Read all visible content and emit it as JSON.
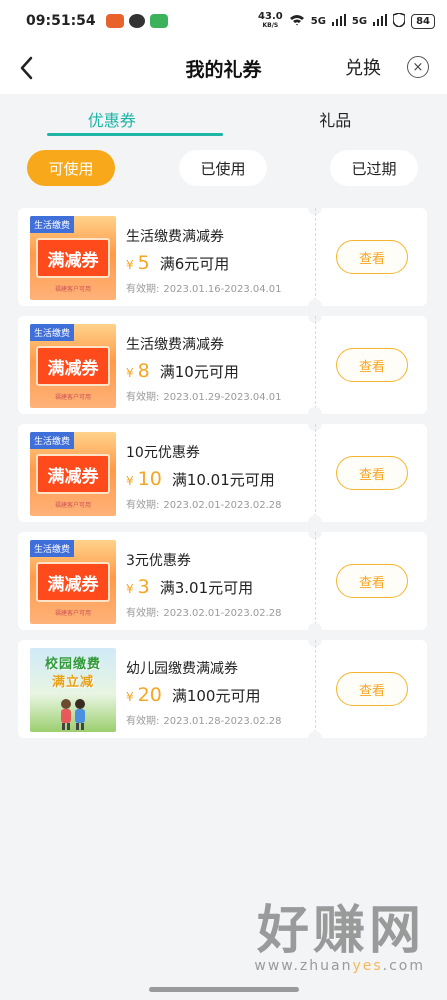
{
  "status_bar": {
    "time": "09:51:54",
    "net_speed": "43.0",
    "net_unit": "KB/S",
    "signal1": "5G",
    "signal2": "5G",
    "battery": "84"
  },
  "header": {
    "title": "我的礼券",
    "redeem_label": "兑换",
    "close_icon": "×"
  },
  "tabs": [
    {
      "label": "优惠券",
      "active": true
    },
    {
      "label": "礼品",
      "active": false
    }
  ],
  "filters": [
    {
      "label": "可使用",
      "active": true
    },
    {
      "label": "已使用",
      "active": false
    },
    {
      "label": "已过期",
      "active": false
    }
  ],
  "coupons": [
    {
      "name": "生活缴费满减券",
      "currency": "¥",
      "amount": "5",
      "condition": "满6元可用",
      "valid_label": "有效期:",
      "valid_range": "2023.01.16-2023.04.01",
      "button": "查看",
      "thumb_tag": "生活缴费",
      "thumb_text": "满减券",
      "thumb_foot": "福建客户可用"
    },
    {
      "name": "生活缴费满减券",
      "currency": "¥",
      "amount": "8",
      "condition": "满10元可用",
      "valid_label": "有效期:",
      "valid_range": "2023.01.29-2023.04.01",
      "button": "查看",
      "thumb_tag": "生活缴费",
      "thumb_text": "满减券",
      "thumb_foot": "福建客户可用"
    },
    {
      "name": "10元优惠券",
      "currency": "¥",
      "amount": "10",
      "condition": "满10.01元可用",
      "valid_label": "有效期:",
      "valid_range": "2023.02.01-2023.02.28",
      "button": "查看",
      "thumb_tag": "生活缴费",
      "thumb_text": "满减券",
      "thumb_foot": "福建客户可用"
    },
    {
      "name": "3元优惠券",
      "currency": "¥",
      "amount": "3",
      "condition": "满3.01元可用",
      "valid_label": "有效期:",
      "valid_range": "2023.02.01-2023.02.28",
      "button": "查看",
      "thumb_tag": "生活缴费",
      "thumb_text": "满减券",
      "thumb_foot": "福建客户可用"
    },
    {
      "name": "幼儿园缴费满减券",
      "currency": "¥",
      "amount": "20",
      "condition": "满100元可用",
      "valid_label": "有效期:",
      "valid_range": "2023.01.28-2023.02.28",
      "button": "查看",
      "thumb_school_line1": "校园缴费",
      "thumb_school_line2": "满立减"
    }
  ],
  "watermark": {
    "big": "好赚网",
    "url_pre": "www.zhuan",
    "url_hl": "yes",
    "url_post": ".com"
  },
  "colors": {
    "accent_teal": "#1fb5a6",
    "accent_orange": "#f5a623",
    "chip_active": "#f7a81b"
  }
}
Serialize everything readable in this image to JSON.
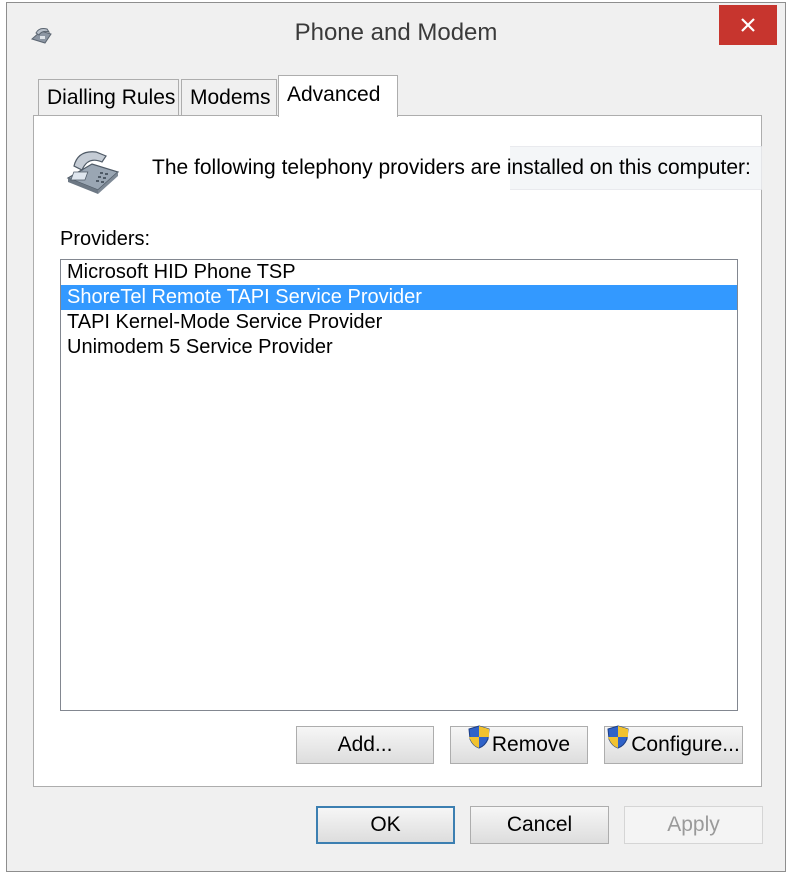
{
  "window": {
    "title": "Phone and Modem",
    "app_icon": "phone-modem-icon",
    "close_icon": "close-icon"
  },
  "tabs": [
    {
      "label": "Dialling Rules",
      "active": false
    },
    {
      "label": "Modems",
      "active": false
    },
    {
      "label": "Advanced",
      "active": true
    }
  ],
  "advanced": {
    "icon": "telephone-icon",
    "intro": "The following telephony providers are installed on this computer:",
    "providers_label": "Providers:",
    "providers": [
      {
        "name": "Microsoft HID Phone TSP",
        "selected": false
      },
      {
        "name": "ShoreTel Remote TAPI Service Provider",
        "selected": true
      },
      {
        "name": "TAPI Kernel-Mode Service Provider",
        "selected": false
      },
      {
        "name": "Unimodem 5 Service Provider",
        "selected": false
      }
    ],
    "add_label": "Add...",
    "remove_label": "Remove",
    "configure_label": "Configure...",
    "shield_icon": "uac-shield-icon"
  },
  "footer": {
    "ok_label": "OK",
    "cancel_label": "Cancel",
    "apply_label": "Apply",
    "apply_enabled": false
  },
  "colors": {
    "selection": "#3399ff",
    "close_button": "#c7352e",
    "default_button_border": "#3c7fb1"
  }
}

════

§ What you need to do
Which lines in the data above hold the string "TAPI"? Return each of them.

§ Reply to the exercise
        "name": "ShoreTel Remote TAPI Service Provider",
        "name": "TAPI Kernel-Mode Service Provider",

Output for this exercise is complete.